▶ **What the task asks**: Which lines below hold the word "caption"? Report each one.

Start of Data for this task

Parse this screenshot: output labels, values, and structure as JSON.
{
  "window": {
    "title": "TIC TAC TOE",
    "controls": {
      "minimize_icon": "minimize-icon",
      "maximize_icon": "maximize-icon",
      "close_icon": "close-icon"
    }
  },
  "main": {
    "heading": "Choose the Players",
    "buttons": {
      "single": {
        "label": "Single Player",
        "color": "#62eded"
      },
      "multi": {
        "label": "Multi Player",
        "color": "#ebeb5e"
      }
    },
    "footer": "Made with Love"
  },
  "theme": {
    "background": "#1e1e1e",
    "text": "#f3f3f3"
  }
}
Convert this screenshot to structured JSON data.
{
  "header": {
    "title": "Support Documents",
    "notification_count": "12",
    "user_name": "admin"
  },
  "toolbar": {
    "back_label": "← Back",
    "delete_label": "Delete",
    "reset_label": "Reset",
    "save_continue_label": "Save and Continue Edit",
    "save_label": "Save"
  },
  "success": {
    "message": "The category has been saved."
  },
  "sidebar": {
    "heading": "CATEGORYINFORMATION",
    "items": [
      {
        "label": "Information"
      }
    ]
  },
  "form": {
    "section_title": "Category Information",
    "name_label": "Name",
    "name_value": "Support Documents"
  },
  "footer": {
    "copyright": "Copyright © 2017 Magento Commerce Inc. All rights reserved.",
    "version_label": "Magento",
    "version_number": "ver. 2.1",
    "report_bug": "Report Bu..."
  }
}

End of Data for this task
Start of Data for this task

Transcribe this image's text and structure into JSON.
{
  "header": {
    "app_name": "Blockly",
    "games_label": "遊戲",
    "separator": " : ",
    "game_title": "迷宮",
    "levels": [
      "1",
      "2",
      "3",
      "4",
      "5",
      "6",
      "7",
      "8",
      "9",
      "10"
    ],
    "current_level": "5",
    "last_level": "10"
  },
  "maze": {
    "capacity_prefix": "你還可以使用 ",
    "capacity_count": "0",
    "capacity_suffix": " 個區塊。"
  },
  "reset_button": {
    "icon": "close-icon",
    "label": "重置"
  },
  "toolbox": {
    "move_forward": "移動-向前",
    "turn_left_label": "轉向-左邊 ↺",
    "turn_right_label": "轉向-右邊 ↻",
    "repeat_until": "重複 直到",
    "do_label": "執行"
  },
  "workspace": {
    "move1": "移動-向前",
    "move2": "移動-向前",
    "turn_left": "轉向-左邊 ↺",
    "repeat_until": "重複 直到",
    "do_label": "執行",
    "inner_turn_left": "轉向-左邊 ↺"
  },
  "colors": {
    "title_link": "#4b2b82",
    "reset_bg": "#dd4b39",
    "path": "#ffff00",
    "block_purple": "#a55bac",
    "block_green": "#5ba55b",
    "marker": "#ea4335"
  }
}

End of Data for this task
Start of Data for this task

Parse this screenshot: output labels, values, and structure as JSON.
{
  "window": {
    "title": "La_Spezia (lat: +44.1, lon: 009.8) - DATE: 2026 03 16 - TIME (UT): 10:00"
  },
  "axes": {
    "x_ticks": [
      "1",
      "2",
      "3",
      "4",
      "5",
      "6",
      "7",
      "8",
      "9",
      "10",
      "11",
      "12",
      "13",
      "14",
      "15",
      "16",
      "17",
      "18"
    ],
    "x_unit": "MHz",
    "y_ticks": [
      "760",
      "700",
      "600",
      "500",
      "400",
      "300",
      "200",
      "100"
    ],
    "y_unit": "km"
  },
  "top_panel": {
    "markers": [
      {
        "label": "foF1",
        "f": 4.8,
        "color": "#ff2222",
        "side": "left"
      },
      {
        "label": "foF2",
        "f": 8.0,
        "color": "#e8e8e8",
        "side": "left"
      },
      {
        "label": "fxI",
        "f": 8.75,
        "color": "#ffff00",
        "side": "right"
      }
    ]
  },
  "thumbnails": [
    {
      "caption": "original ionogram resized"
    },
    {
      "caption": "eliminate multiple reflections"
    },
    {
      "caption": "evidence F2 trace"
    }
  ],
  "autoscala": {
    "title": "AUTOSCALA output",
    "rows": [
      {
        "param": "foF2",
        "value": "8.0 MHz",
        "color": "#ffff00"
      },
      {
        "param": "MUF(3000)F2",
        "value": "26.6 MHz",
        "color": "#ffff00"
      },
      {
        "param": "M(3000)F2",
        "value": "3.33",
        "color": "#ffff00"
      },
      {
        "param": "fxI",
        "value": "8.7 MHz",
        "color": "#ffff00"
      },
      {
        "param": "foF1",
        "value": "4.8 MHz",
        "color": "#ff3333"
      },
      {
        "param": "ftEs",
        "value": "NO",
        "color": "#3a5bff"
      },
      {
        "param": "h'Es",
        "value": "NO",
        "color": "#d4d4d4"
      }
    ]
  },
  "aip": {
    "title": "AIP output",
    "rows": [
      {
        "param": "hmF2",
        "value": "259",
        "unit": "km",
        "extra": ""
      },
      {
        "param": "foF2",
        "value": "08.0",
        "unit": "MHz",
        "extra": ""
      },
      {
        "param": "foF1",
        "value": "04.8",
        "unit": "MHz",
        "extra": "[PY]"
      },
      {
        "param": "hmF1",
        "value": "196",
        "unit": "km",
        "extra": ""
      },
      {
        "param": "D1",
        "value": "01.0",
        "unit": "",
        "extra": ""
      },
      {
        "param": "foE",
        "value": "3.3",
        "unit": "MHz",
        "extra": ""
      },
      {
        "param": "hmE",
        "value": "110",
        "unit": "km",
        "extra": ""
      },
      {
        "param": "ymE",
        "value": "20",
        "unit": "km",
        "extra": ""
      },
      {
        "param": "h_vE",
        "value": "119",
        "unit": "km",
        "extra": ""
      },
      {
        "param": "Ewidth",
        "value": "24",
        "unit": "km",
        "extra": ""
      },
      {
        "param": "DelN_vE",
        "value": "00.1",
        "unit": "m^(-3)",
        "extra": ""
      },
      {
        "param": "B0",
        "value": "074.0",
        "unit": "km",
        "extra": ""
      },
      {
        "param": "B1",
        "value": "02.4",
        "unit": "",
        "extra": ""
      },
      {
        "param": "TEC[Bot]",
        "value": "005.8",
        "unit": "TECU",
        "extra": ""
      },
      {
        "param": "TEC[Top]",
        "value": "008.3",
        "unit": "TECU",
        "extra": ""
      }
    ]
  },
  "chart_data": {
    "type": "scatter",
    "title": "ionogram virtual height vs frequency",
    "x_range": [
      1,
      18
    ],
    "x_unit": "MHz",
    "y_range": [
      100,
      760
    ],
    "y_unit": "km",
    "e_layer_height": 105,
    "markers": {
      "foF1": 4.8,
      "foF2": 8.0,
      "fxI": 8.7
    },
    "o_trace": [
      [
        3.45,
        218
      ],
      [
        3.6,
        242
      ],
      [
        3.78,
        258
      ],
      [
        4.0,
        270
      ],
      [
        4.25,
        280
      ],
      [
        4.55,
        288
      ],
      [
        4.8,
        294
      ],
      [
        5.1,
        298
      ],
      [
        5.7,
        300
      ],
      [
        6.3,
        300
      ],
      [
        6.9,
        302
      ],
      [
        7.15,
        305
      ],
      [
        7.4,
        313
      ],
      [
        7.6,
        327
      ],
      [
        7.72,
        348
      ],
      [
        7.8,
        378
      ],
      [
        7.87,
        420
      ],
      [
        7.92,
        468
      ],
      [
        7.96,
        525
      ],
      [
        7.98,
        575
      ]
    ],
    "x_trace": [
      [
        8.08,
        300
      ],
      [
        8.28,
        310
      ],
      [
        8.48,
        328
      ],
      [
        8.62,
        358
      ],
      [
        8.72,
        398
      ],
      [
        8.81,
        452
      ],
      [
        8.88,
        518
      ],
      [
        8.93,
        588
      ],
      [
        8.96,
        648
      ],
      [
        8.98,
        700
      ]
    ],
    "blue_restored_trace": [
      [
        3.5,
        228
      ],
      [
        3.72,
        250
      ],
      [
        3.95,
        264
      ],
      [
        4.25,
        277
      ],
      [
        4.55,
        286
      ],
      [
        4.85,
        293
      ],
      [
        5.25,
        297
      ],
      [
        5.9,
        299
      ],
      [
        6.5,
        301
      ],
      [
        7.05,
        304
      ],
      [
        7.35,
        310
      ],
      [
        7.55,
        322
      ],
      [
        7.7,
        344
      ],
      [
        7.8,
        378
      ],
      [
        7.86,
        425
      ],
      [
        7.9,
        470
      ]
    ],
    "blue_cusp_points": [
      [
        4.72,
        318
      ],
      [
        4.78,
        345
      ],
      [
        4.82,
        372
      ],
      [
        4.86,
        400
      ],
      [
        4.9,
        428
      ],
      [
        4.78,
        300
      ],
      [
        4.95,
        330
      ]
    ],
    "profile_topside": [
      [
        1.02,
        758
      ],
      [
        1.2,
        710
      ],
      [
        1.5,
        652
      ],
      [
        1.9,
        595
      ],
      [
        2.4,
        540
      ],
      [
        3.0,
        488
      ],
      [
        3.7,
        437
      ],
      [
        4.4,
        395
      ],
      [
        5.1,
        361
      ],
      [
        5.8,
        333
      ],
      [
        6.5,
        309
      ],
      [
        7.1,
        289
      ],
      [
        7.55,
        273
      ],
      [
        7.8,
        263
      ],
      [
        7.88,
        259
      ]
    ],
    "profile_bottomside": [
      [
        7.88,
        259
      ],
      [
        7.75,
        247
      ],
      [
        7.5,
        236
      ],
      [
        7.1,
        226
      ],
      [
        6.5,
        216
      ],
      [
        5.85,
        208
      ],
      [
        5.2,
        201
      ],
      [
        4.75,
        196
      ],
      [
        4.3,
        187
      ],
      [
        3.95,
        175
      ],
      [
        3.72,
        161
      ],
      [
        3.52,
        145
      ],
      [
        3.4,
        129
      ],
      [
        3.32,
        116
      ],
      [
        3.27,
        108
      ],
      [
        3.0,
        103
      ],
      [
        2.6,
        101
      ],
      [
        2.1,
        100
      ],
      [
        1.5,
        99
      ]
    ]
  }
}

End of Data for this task

▶ **Result of this task**:
      "caption": "original ionogram resized"
      "caption": "eliminate multiple reflections"
      "caption": "evidence F2 trace"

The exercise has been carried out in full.